Task objective:
Please copy the entries below word for word.

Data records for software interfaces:
=== Begin Enclosure ===
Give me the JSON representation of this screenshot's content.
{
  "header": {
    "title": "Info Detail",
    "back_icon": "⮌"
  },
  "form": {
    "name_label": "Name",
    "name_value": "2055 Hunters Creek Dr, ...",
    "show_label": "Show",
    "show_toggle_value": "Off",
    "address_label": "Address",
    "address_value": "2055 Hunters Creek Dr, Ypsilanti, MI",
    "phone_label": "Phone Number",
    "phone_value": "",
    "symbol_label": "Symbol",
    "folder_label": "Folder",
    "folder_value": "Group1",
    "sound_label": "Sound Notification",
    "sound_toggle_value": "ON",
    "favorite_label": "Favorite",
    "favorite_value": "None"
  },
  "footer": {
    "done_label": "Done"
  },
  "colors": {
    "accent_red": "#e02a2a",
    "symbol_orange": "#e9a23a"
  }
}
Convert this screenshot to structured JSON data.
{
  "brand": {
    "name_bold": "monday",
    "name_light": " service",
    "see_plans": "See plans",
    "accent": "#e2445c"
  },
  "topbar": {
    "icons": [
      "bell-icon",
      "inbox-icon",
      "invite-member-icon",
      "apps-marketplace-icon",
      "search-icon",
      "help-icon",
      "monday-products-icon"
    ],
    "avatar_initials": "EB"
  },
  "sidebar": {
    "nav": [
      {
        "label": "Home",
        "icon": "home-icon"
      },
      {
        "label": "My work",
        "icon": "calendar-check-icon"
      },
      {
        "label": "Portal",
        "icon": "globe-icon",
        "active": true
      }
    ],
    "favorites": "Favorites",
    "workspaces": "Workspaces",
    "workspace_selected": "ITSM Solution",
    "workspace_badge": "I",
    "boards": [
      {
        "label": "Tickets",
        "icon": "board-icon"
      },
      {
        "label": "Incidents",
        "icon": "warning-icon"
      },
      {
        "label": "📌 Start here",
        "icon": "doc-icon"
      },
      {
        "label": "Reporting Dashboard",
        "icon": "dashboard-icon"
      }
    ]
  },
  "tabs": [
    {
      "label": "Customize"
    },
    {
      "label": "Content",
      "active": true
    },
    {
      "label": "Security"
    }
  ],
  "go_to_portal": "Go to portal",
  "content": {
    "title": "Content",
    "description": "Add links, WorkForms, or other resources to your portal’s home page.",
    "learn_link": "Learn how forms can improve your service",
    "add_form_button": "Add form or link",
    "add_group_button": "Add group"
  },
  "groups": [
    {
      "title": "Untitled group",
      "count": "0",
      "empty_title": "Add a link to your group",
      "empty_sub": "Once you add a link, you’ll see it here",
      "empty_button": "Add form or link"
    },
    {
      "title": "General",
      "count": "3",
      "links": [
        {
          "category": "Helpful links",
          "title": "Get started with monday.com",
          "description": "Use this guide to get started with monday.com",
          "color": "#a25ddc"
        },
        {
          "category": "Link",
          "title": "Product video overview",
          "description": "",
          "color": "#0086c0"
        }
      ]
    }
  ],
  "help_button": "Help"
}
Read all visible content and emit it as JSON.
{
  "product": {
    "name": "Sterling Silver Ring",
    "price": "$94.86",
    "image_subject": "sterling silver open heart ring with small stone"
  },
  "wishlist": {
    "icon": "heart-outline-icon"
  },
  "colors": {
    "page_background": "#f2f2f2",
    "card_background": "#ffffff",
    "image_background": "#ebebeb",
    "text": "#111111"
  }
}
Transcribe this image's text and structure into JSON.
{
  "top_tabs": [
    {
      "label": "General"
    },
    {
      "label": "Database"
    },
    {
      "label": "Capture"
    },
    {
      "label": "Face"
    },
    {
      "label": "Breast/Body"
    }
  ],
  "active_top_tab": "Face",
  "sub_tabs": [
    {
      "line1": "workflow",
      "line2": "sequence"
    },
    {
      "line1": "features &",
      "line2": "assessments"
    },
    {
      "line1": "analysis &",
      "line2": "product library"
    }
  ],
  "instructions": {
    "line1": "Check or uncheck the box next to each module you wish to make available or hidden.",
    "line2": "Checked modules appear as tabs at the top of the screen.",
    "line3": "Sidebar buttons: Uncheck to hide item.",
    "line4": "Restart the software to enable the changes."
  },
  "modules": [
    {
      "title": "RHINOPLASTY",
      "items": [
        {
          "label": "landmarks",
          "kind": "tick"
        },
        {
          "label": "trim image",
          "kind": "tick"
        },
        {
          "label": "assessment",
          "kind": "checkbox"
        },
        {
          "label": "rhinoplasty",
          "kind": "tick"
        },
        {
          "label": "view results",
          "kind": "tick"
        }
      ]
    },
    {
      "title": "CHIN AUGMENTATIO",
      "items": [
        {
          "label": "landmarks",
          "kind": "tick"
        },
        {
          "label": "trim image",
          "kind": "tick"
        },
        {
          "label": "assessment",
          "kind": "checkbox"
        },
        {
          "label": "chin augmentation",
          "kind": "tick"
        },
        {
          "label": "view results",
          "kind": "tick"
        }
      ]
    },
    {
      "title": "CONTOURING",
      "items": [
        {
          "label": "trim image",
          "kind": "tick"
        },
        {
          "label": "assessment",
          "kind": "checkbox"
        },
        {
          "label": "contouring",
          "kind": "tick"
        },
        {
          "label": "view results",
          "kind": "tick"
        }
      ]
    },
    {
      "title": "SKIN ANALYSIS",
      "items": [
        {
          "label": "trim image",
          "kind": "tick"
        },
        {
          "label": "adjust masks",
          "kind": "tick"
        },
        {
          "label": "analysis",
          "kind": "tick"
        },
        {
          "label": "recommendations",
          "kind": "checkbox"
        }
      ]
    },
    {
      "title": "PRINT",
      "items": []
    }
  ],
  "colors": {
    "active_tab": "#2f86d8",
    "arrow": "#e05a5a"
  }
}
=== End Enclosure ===
Answer to this problem:
Give me the JSON representation of this screenshot's content.
{
  "header": {
    "title": "Info Detail",
    "back_icon": "⮌"
  },
  "form": {
    "name_label": "Name",
    "name_value": "2055 Hunters Creek Dr, ...",
    "show_label": "Show",
    "show_toggle_value": "Off",
    "address_label": "Address",
    "address_value": "2055 Hunters Creek Dr, Ypsilanti, MI",
    "phone_label": "Phone Number",
    "phone_value": "",
    "symbol_label": "Symbol",
    "folder_label": "Folder",
    "folder_value": "Group1",
    "sound_label": "Sound Notification",
    "sound_toggle_value": "ON",
    "favorite_label": "Favorite",
    "favorite_value": "None"
  },
  "footer": {
    "done_label": "Done"
  },
  "colors": {
    "accent_red": "#e02a2a",
    "symbol_orange": "#e9a23a"
  }
}
Convert this screenshot to structured JSON data.
{
  "brand": {
    "name_bold": "monday",
    "name_light": " service",
    "see_plans": "See plans",
    "accent": "#e2445c"
  },
  "topbar": {
    "icons": [
      "bell-icon",
      "inbox-icon",
      "invite-member-icon",
      "apps-marketplace-icon",
      "search-icon",
      "help-icon",
      "monday-products-icon"
    ],
    "avatar_initials": "EB"
  },
  "sidebar": {
    "nav": [
      {
        "label": "Home",
        "icon": "home-icon"
      },
      {
        "label": "My work",
        "icon": "calendar-check-icon"
      },
      {
        "label": "Portal",
        "icon": "globe-icon",
        "active": true
      }
    ],
    "favorites": "Favorites",
    "workspaces": "Workspaces",
    "workspace_selected": "ITSM Solution",
    "workspace_badge": "I",
    "boards": [
      {
        "label": "Tickets",
        "icon": "board-icon"
      },
      {
        "label": "Incidents",
        "icon": "warning-icon"
      },
      {
        "label": "📌 Start here",
        "icon": "doc-icon"
      },
      {
        "label": "Reporting Dashboard",
        "icon": "dashboard-icon"
      }
    ]
  },
  "tabs": [
    {
      "label": "Customize"
    },
    {
      "label": "Content",
      "active": true
    },
    {
      "label": "Security"
    }
  ],
  "go_to_portal": "Go to portal",
  "content": {
    "title": "Content",
    "description": "Add links, WorkForms, or other resources to your portal’s home page.",
    "learn_link": "Learn how forms can improve your service",
    "add_form_button": "Add form or link",
    "add_group_button": "Add group"
  },
  "groups": [
    {
      "title": "Untitled group",
      "count": "0",
      "empty_title": "Add a link to your group",
      "empty_sub": "Once you add a link, you’ll see it here",
      "empty_button": "Add form or link"
    },
    {
      "title": "General",
      "count": "3",
      "links": [
        {
          "category": "Helpful links",
          "title": "Get started with monday.com",
          "description": "Use this guide to get started with monday.com",
          "color": "#a25ddc"
        },
        {
          "category": "Link",
          "title": "Product video overview",
          "description": "",
          "color": "#0086c0"
        }
      ]
    }
  ],
  "help_button": "Help"
}
Read all visible content and emit it as JSON.
{
  "product": {
    "name": "Sterling Silver Ring",
    "price": "$94.86",
    "image_subject": "sterling silver open heart ring with small stone"
  },
  "wishlist": {
    "icon": "heart-outline-icon"
  },
  "colors": {
    "page_background": "#f2f2f2",
    "card_background": "#ffffff",
    "image_background": "#ebebeb",
    "text": "#111111"
  }
}
Transcribe this image's text and structure into JSON.
{
  "top_tabs": [
    {
      "label": "General"
    },
    {
      "label": "Database"
    },
    {
      "label": "Capture"
    },
    {
      "label": "Face"
    },
    {
      "label": "Breast/Body"
    }
  ],
  "active_top_tab": "Face",
  "sub_tabs": [
    {
      "line1": "workflow",
      "line2": "sequence"
    },
    {
      "line1": "features &",
      "line2": "assessments"
    },
    {
      "line1": "analysis &",
      "line2": "product library"
    }
  ],
  "instructions": {
    "line1": "Check or uncheck the box next to each module you wish to make available or hidden.",
    "line2": "Checked modules appear as tabs at the top of the screen.",
    "line3": "Sidebar buttons: Uncheck to hide item.",
    "line4": "Restart the software to enable the changes."
  },
  "modules": [
    {
      "title": "RHINOPLASTY",
      "items": [
        {
          "label": "landmarks",
          "kind": "tick"
        },
        {
          "label": "trim image",
          "kind": "tick"
        },
        {
          "label": "assessment",
          "kind": "checkbox"
        },
        {
          "label": "rhinoplasty",
          "kind": "tick"
        },
        {
          "label": "view results",
          "kind": "tick"
        }
      ]
    },
    {
      "title": "CHIN AUGMENTATIO",
      "items": [
        {
          "label": "landmarks",
          "kind": "tick"
        },
        {
          "label": "trim image",
          "kind": "tick"
        },
        {
          "label": "assessment",
          "kind": "checkbox"
        },
        {
          "label": "chin augmentation",
          "kind": "tick"
        },
        {
          "label": "view results",
          "kind": "tick"
        }
      ]
    },
    {
      "title": "CONTOURING",
      "items": [
        {
          "label": "trim image",
          "kind": "tick"
        },
        {
          "label": "assessment",
          "kind": "checkbox"
        },
        {
          "label": "contouring",
          "kind": "tick"
        },
        {
          "label": "view results",
          "kind": "tick"
        }
      ]
    },
    {
      "title": "SKIN ANALYSIS",
      "items": [
        {
          "label": "trim image",
          "kind": "tick"
        },
        {
          "label": "adjust masks",
          "kind": "tick"
        },
        {
          "label": "analysis",
          "kind": "tick"
        },
        {
          "label": "recommendations",
          "kind": "checkbox"
        }
      ]
    },
    {
      "title": "PRINT",
      "items": []
    }
  ],
  "colors": {
    "active_tab": "#2f86d8",
    "arrow": "#e05a5a"
  }
}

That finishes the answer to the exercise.